▸ Provided data:

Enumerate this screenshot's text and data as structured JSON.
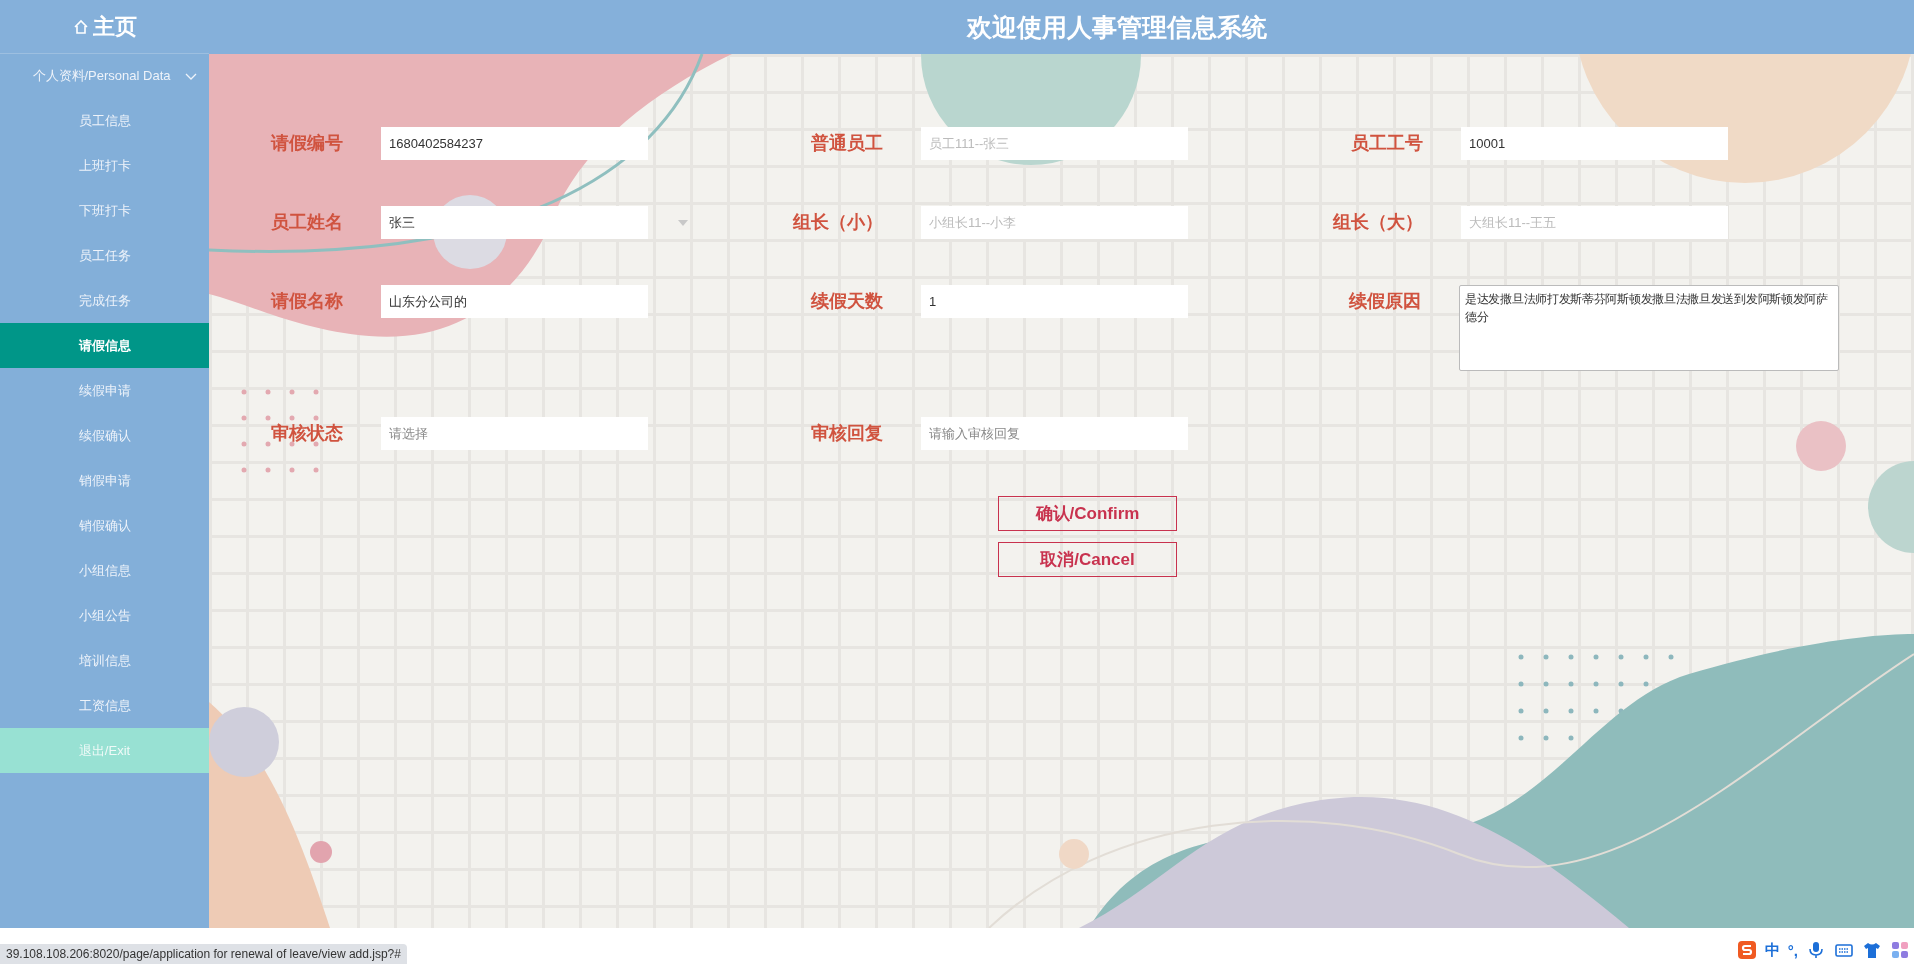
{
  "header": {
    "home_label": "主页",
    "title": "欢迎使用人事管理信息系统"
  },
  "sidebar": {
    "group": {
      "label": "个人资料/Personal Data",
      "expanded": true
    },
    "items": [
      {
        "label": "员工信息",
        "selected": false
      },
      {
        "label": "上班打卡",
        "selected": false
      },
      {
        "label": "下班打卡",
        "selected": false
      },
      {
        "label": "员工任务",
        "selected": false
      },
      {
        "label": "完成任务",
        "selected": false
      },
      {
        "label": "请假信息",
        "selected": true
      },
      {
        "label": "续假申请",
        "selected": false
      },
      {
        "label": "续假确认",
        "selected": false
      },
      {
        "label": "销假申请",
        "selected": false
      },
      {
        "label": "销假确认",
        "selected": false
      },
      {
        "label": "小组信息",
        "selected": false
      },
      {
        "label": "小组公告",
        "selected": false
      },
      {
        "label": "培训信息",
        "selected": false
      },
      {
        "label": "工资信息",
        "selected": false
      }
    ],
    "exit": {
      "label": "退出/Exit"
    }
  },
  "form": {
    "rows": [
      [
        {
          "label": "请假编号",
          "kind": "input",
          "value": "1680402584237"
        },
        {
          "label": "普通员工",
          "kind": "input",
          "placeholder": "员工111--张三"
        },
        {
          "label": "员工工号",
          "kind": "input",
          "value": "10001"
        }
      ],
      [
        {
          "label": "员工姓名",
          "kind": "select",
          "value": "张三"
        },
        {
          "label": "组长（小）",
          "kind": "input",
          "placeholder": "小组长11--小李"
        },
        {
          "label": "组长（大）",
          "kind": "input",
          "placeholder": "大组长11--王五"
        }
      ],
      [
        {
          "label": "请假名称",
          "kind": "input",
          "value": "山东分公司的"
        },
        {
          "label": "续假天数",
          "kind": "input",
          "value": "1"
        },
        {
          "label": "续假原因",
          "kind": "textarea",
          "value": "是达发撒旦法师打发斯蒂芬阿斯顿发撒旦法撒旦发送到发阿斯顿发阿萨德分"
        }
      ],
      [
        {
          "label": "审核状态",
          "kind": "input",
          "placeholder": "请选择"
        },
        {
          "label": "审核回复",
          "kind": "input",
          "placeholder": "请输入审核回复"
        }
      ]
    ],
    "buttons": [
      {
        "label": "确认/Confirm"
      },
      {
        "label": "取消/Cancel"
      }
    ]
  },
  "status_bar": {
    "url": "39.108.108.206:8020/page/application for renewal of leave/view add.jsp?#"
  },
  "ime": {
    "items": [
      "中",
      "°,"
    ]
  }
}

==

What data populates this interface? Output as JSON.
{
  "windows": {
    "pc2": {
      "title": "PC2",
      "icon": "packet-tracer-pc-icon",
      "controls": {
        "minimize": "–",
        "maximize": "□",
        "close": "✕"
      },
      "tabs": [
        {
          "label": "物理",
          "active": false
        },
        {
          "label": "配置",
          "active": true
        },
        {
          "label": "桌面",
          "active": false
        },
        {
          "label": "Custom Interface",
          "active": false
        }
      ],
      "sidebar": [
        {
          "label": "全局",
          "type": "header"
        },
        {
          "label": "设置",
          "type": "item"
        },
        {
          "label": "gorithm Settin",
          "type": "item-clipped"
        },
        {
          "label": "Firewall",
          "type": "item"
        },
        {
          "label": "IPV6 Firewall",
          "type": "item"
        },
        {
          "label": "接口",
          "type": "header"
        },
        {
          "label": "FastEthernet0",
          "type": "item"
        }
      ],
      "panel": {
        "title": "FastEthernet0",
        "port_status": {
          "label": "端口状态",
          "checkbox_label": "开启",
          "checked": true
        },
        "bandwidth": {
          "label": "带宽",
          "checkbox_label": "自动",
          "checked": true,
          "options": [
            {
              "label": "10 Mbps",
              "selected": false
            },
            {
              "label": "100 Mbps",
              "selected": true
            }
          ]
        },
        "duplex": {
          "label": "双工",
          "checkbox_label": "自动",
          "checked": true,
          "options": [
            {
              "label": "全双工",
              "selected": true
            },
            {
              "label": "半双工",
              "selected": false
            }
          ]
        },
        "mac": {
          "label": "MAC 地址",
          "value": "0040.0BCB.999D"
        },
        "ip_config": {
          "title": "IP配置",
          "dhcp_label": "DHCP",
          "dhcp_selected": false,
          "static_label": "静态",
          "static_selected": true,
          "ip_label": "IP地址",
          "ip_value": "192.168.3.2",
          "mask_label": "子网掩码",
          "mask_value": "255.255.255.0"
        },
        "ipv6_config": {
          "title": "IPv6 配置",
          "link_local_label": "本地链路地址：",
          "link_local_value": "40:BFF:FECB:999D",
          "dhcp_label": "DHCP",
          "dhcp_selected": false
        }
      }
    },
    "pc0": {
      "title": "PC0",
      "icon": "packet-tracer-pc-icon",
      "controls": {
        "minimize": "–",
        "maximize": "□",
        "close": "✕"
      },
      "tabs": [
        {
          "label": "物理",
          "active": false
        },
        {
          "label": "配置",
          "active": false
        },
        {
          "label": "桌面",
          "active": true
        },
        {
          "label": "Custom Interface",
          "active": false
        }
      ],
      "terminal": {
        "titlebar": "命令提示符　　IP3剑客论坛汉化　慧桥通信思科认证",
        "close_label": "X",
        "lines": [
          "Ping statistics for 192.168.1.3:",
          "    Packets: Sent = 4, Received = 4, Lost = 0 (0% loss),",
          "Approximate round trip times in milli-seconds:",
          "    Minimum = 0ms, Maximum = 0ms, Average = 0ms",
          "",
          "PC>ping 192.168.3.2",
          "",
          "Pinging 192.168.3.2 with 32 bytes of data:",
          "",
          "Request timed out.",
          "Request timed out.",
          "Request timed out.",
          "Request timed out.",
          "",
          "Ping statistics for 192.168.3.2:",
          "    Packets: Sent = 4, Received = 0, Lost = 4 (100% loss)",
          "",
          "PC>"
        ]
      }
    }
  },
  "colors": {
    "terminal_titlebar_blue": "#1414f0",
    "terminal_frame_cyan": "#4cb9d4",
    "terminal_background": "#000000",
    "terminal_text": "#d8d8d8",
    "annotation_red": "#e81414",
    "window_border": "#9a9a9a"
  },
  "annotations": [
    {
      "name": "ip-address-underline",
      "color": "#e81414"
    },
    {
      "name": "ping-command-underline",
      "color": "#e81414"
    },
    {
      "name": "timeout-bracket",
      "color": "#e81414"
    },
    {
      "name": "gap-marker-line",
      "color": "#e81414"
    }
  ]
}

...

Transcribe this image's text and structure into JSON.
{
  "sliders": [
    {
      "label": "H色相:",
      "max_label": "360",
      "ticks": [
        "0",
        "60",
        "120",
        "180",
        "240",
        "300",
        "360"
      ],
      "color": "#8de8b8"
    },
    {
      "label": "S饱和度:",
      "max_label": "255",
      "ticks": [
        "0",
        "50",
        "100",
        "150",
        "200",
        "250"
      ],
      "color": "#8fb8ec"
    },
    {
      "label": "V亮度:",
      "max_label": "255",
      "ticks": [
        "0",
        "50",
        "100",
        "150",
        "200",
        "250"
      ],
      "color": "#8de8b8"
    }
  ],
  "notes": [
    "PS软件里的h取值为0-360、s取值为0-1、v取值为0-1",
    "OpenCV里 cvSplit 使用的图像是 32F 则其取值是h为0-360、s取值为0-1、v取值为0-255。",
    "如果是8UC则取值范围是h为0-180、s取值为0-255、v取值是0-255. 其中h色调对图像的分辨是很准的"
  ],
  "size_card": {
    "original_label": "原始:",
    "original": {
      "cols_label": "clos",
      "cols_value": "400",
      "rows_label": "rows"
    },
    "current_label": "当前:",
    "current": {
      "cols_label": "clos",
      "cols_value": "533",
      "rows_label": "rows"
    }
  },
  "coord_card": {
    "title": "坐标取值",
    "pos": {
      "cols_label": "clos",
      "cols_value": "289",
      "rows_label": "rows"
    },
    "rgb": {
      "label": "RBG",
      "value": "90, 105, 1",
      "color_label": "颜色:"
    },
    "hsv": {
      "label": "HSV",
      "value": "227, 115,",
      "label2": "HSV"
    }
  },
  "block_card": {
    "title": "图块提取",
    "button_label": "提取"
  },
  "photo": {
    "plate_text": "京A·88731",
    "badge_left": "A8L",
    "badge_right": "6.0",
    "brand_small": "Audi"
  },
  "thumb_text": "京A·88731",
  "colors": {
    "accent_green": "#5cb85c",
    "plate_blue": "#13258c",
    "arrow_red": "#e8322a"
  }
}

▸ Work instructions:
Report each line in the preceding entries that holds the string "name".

▸ Result of this exercise:
      "name": "ip-address-underline",
      "name": "ping-command-underline",
      "name": "timeout-bracket",
      "name": "gap-marker-line",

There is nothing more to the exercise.